I know I was not alone in completing the book, as most of the people in my class probably never started it. My Teaching Assistant was a big fan of the novel and kept telling us that it was hard to get into but that it got better as it went along. It took for two and a half years until I got around to finishing it, but thanks to the copious amounts of free time on my family's recent vacation to Niagara Falls, I was able to do so.
At first I ran into the same troubles that had prevented me from finishing the novel. The narration shifts abruptly from realism to fantasy, from past to present, in addition, the narrator often will switch from talking about himself in the 1st and then the 3rd person. I think this time I was better prepared for the work, having read so much experimental literature and works falling under the term of "magical realism." So I had the patience to achieve the understanding of what was going on. Still there were difficulties until I got to the birth of Saleem Sinai and the country of India, which happen simultaneously.
This is where the novel really begins, as it is centered on his life, the path that India takes as a country, and the lives of the other "Midnight Children," all born at the same time as him and able to telepathically communicate with him. Before this event, we get the background of the family, but I feel much of it is unnecessary detail, the kind of stories that writers like to throw in to reinforce the world that they have created.

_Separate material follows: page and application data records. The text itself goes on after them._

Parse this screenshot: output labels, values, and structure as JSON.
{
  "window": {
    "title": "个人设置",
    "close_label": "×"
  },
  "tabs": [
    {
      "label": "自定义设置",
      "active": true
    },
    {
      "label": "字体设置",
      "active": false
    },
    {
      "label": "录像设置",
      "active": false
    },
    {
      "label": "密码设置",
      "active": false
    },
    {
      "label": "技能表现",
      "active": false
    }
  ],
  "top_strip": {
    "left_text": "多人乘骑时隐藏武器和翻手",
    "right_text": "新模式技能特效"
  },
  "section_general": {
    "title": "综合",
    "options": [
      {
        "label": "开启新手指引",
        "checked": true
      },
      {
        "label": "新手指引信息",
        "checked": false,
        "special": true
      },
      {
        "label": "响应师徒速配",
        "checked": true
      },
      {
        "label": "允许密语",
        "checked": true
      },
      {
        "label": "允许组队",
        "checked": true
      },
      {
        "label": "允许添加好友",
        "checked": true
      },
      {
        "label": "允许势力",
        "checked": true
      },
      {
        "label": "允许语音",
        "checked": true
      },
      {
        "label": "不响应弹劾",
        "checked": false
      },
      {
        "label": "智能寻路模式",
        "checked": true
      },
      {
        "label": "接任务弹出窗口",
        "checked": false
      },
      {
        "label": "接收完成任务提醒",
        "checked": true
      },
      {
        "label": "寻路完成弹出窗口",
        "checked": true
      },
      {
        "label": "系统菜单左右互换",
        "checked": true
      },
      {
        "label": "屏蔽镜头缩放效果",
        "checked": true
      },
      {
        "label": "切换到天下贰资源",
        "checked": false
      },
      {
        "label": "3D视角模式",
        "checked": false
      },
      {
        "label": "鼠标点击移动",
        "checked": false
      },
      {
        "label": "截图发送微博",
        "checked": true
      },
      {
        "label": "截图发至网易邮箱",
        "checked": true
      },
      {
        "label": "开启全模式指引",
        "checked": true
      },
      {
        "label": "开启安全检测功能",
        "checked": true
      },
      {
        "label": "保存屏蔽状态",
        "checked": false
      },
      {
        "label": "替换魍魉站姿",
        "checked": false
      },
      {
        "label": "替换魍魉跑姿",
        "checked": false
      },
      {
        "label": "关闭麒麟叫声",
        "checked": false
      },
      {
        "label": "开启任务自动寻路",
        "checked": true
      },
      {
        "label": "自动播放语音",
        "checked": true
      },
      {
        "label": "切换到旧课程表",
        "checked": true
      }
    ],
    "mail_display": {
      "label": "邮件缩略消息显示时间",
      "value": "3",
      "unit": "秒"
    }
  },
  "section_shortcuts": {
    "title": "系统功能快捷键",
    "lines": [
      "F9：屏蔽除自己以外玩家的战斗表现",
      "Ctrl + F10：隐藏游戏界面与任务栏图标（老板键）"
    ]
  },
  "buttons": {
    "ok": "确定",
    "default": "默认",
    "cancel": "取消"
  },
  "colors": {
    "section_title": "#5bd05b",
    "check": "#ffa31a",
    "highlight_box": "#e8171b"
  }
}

However I felt such tales could have been reserved for later, since they didn't correspond well with the history of what was going on in India at the time, which is the main support for the rest of the story and which makes it interesting.
Once the history of India and Saleem get going, then things are much more interesting to read. The effect of the partition on his family, war with Pakistan, political infighting, divisions within the radical left as experienced by the country's magicians, the liberation of East Pakistan (Bangladesh)as seen by Saleem, and the rise of Indira Gandhi and the Emergency she declared in the late 1970s are what drew me to the story. Saleem's digressions and descriptions needed the history of the subcontinent to focus themselves.
I think here is one of the themes of the novel, perhaps accidentally expressed, that one's life may not have much of a story associated with it unless it is wrapped up with greater historical struggle. Of course this message is subverted by a contrary one that states that individuals can through inadvertent willpower shape the course of countries and give them their stories as reflections of their own problems with themselves or those around them.
Overall it was an enjoyable read. It can be compared favorably with Marquez's Hundred Years of Solitude (the greatest book ever written if you are a Latin American Studies major). Both use language in a superb way, navigating between the divisions of poetry and prose to stich together new forms of meaning and expression of the human condition. I think Marquez's book does a better job of developing the plot and characters, but Rushdie ties the hsitory of his country in much better, turning the subject of history itself into a magical experience, which as a history major, I can appreciate.